This week poem for Jon’s JVG Radio Method had the theme “HOME“, another one we were suprised that hadn’t been used previously.

Click to hear today’s poem… [audio:JVG_Poem2008010.mp3]

Today we chatted about the relationship between the StKilda Festival and bourbon (it’s not pretty) and about how flexible the word “home” is. Home can be your house, your city, your country and so on. It’s almost as versatile as another four letter word I can think of.

Ed Bates once again in the accompanist chair , playing slide guitar today.


HOME

Thursday nights, autumn through winter, come rain, come hail, rarely shine
Football Training began in earnest, no more earnest than the under nines

Kick to kick on a water logged oval, often as not close to flood
Many a mother took home the wrong child and not realised till they washed off the mud

Our coach, Frank Creevy, pock faced and weathered, seemed to us the oldest man alive
Looking back now, when I crunch all the numbers, he was probably around forty five

He’d coached all the teams, from the firsts to the juniors, and all of the sides in between
As bald as a frog, with a head just as glossy, the club christened him “Mr Sheen”

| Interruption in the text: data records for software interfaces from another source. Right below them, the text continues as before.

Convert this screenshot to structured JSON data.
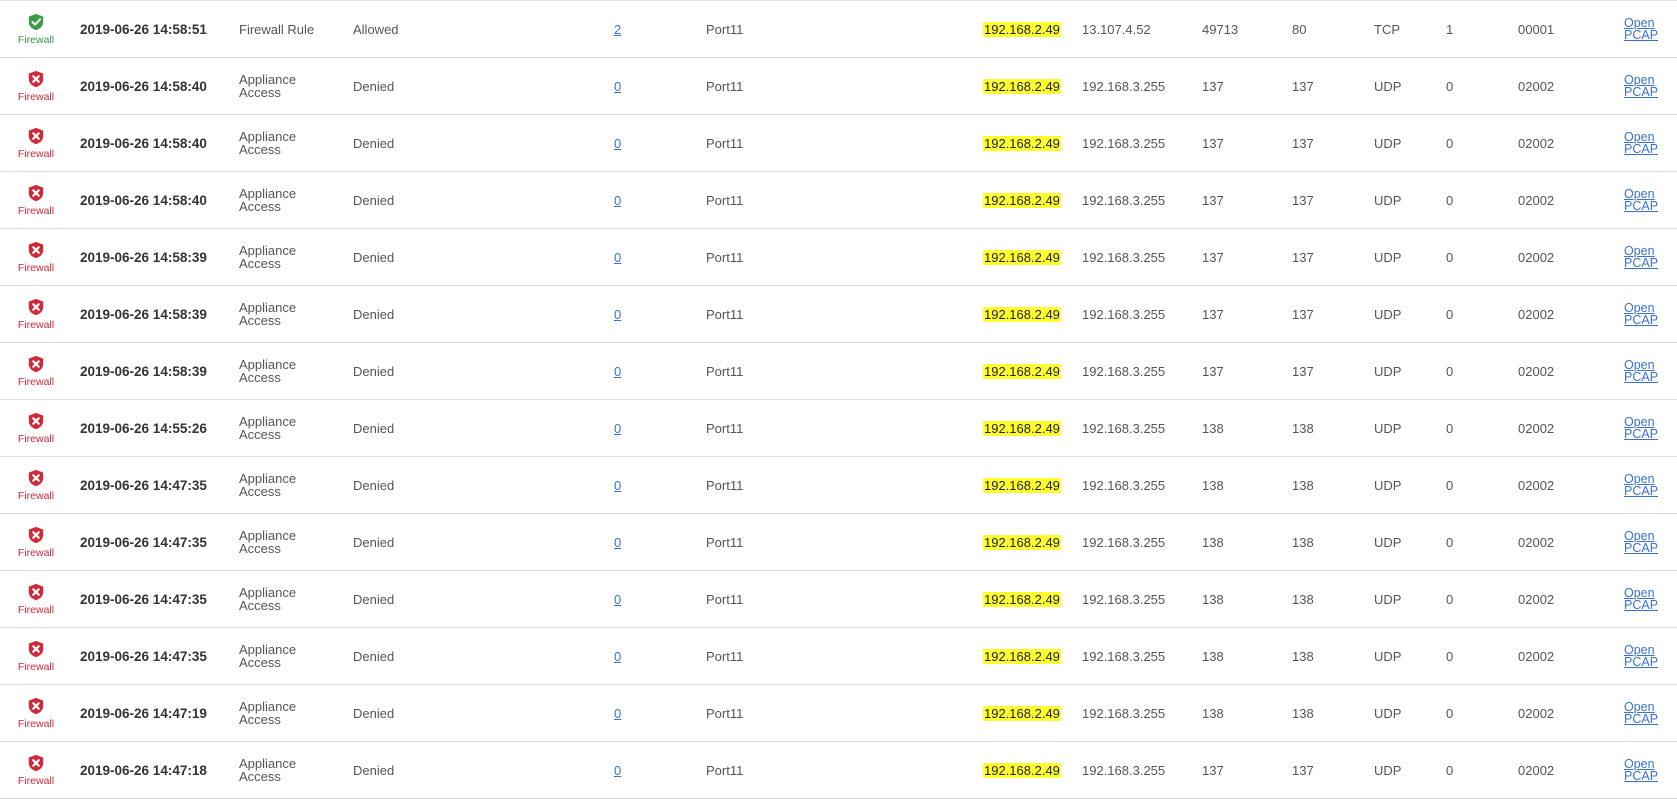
{
  "icons": {
    "allowed": "shield-check-icon",
    "denied": "shield-x-icon"
  },
  "colors": {
    "allowed": "#3d9a48",
    "denied": "#d0293a",
    "link": "#3b73c8",
    "highlight": "#ffff2e"
  },
  "rows": [
    {
      "status": "allowed",
      "module": "Firewall",
      "time": "2019-06-26 14:58:51",
      "type": "Firewall Rule",
      "action": "Allowed",
      "count": "2",
      "iface": "Port11",
      "src_ip": "192.168.2.49",
      "dst_ip": "13.107.4.52",
      "src_port": "49713",
      "dst_port": "80",
      "proto": "TCP",
      "rule": "1",
      "id": "00001",
      "pcap": "Open PCAP"
    },
    {
      "status": "denied",
      "module": "Firewall",
      "time": "2019-06-26 14:58:40",
      "type": "Appliance Access",
      "action": "Denied",
      "count": "0",
      "iface": "Port11",
      "src_ip": "192.168.2.49",
      "dst_ip": "192.168.3.255",
      "src_port": "137",
      "dst_port": "137",
      "proto": "UDP",
      "rule": "0",
      "id": "02002",
      "pcap": "Open PCAP"
    },
    {
      "status": "denied",
      "module": "Firewall",
      "time": "2019-06-26 14:58:40",
      "type": "Appliance Access",
      "action": "Denied",
      "count": "0",
      "iface": "Port11",
      "src_ip": "192.168.2.49",
      "dst_ip": "192.168.3.255",
      "src_port": "137",
      "dst_port": "137",
      "proto": "UDP",
      "rule": "0",
      "id": "02002",
      "pcap": "Open PCAP"
    },
    {
      "status": "denied",
      "module": "Firewall",
      "time": "2019-06-26 14:58:40",
      "type": "Appliance Access",
      "action": "Denied",
      "count": "0",
      "iface": "Port11",
      "src_ip": "192.168.2.49",
      "dst_ip": "192.168.3.255",
      "src_port": "137",
      "dst_port": "137",
      "proto": "UDP",
      "rule": "0",
      "id": "02002",
      "pcap": "Open PCAP"
    },
    {
      "status": "denied",
      "module": "Firewall",
      "time": "2019-06-26 14:58:39",
      "type": "Appliance Access",
      "action": "Denied",
      "count": "0",
      "iface": "Port11",
      "src_ip": "192.168.2.49",
      "dst_ip": "192.168.3.255",
      "src_port": "137",
      "dst_port": "137",
      "proto": "UDP",
      "rule": "0",
      "id": "02002",
      "pcap": "Open PCAP"
    },
    {
      "status": "denied",
      "module": "Firewall",
      "time": "2019-06-26 14:58:39",
      "type": "Appliance Access",
      "action": "Denied",
      "count": "0",
      "iface": "Port11",
      "src_ip": "192.168.2.49",
      "dst_ip": "192.168.3.255",
      "src_port": "137",
      "dst_port": "137",
      "proto": "UDP",
      "rule": "0",
      "id": "02002",
      "pcap": "Open PCAP"
    },
    {
      "status": "denied",
      "module": "Firewall",
      "time": "2019-06-26 14:58:39",
      "type": "Appliance Access",
      "action": "Denied",
      "count": "0",
      "iface": "Port11",
      "src_ip": "192.168.2.49",
      "dst_ip": "192.168.3.255",
      "src_port": "137",
      "dst_port": "137",
      "proto": "UDP",
      "rule": "0",
      "id": "02002",
      "pcap": "Open PCAP"
    },
    {
      "status": "denied",
      "module": "Firewall",
      "time": "2019-06-26 14:55:26",
      "type": "Appliance Access",
      "action": "Denied",
      "count": "0",
      "iface": "Port11",
      "src_ip": "192.168.2.49",
      "dst_ip": "192.168.3.255",
      "src_port": "138",
      "dst_port": "138",
      "proto": "UDP",
      "rule": "0",
      "id": "02002",
      "pcap": "Open PCAP"
    },
    {
      "status": "denied",
      "module": "Firewall",
      "time": "2019-06-26 14:47:35",
      "type": "Appliance Access",
      "action": "Denied",
      "count": "0",
      "iface": "Port11",
      "src_ip": "192.168.2.49",
      "dst_ip": "192.168.3.255",
      "src_port": "138",
      "dst_port": "138",
      "proto": "UDP",
      "rule": "0",
      "id": "02002",
      "pcap": "Open PCAP"
    },
    {
      "status": "denied",
      "module": "Firewall",
      "time": "2019-06-26 14:47:35",
      "type": "Appliance Access",
      "action": "Denied",
      "count": "0",
      "iface": "Port11",
      "src_ip": "192.168.2.49",
      "dst_ip": "192.168.3.255",
      "src_port": "138",
      "dst_port": "138",
      "proto": "UDP",
      "rule": "0",
      "id": "02002",
      "pcap": "Open PCAP"
    },
    {
      "status": "denied",
      "module": "Firewall",
      "time": "2019-06-26 14:47:35",
      "type": "Appliance Access",
      "action": "Denied",
      "count": "0",
      "iface": "Port11",
      "src_ip": "192.168.2.49",
      "dst_ip": "192.168.3.255",
      "src_port": "138",
      "dst_port": "138",
      "proto": "UDP",
      "rule": "0",
      "id": "02002",
      "pcap": "Open PCAP"
    },
    {
      "status": "denied",
      "module": "Firewall",
      "time": "2019-06-26 14:47:35",
      "type": "Appliance Access",
      "action": "Denied",
      "count": "0",
      "iface": "Port11",
      "src_ip": "192.168.2.49",
      "dst_ip": "192.168.3.255",
      "src_port": "138",
      "dst_port": "138",
      "proto": "UDP",
      "rule": "0",
      "id": "02002",
      "pcap": "Open PCAP"
    },
    {
      "status": "denied",
      "module": "Firewall",
      "time": "2019-06-26 14:47:19",
      "type": "Appliance Access",
      "action": "Denied",
      "count": "0",
      "iface": "Port11",
      "src_ip": "192.168.2.49",
      "dst_ip": "192.168.3.255",
      "src_port": "138",
      "dst_port": "138",
      "proto": "UDP",
      "rule": "0",
      "id": "02002",
      "pcap": "Open PCAP"
    },
    {
      "status": "denied",
      "module": "Firewall",
      "time": "2019-06-26 14:47:18",
      "type": "Appliance Access",
      "action": "Denied",
      "count": "0",
      "iface": "Port11",
      "src_ip": "192.168.2.49",
      "dst_ip": "192.168.3.255",
      "src_port": "137",
      "dst_port": "137",
      "proto": "UDP",
      "rule": "0",
      "id": "02002",
      "pcap": "Open PCAP"
    }
  ]
}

But the kids were his passion, their joy and their hunger, every kick, every mark brought a grin
Less of the agro, the ego and moods that came when the hormones kicked in

Three seasons he’d coached the under nine’s and only one win to his name
When the opposition team had an outbreak of ringworm, and were forced to forfeit the game

Flogged by ten goals, week after week, Frank still beaming “Well done”
A pat on the back, and “You gave it your best,” you’d be forgiven for thinking we’d won

A couple of parents thought him too easily pleased, with the message “It’s alright to lose”
He barked back “They’re children, having a go, let them grow into their shoes”

“They’re happy, they’re outdoors, keen and they’re trying — the score, I don’t give a stuff
As long as they’re feeling good in themselves — life will catch up soon enough”

The club was behind him and most of the parents, respected by players and peers
The loyalty they showed him, he gave back with interest, coached there for twenty eight years

Judy his wife, was no “Football Widow” a point she made perfectly clear
“If Frank is the pilot,” she said more than once “I’m navigator and head engineer”

She took care of the books, transport, catering, finance, equipment, first aid
Wiped a few tears, managed the egos, and like Frank, for the love, never paid

For a time in the seventies, the club nearly folded, nothing much left on the shelves
They organised fundraisers, working bees, raffles, even bought the new jumpers themselves

They were asked one night as they swept out the rooms if their home was anywhere near
Frank looked at Judy, Judy at Frank, and replied “Matey, you’re here”

“We’ve got a house round the corner, we occasionally visit, but only in summer and spring
But our home is right here, here in this paddock, from the goal square round to the wing”

Then out of the blue, Frank announced his retirement, the decision, as always, his own
Diagnosed with Ahlziemers, the club was in shock, like a king abdicating the throne

He went to the games for a couple of seasons, but the speed of decline was distressing
They proposed re-naming the cup in his honour, the league quick to offer it’s blessing

Frank finally made it to the District Final, the crowd cheered as he walked down the race
Climbed on to the dais, where as a coach, he was destined never to grace

He presented the premiership cup, with Judy, now utterly dependant on her
He smiled and shook hands, feigned recognition, but he had no idea who they were

His last photograph, shaking hands with the premiers, the first flag for that club since the war
Fate is perverse, it was the club he once coached, but then he never gave a rats for the score

© Copyright 2007 Ian Bland

Leave a Reply

This site uses Akismet to reduce spam. Learn how your comment data is processed.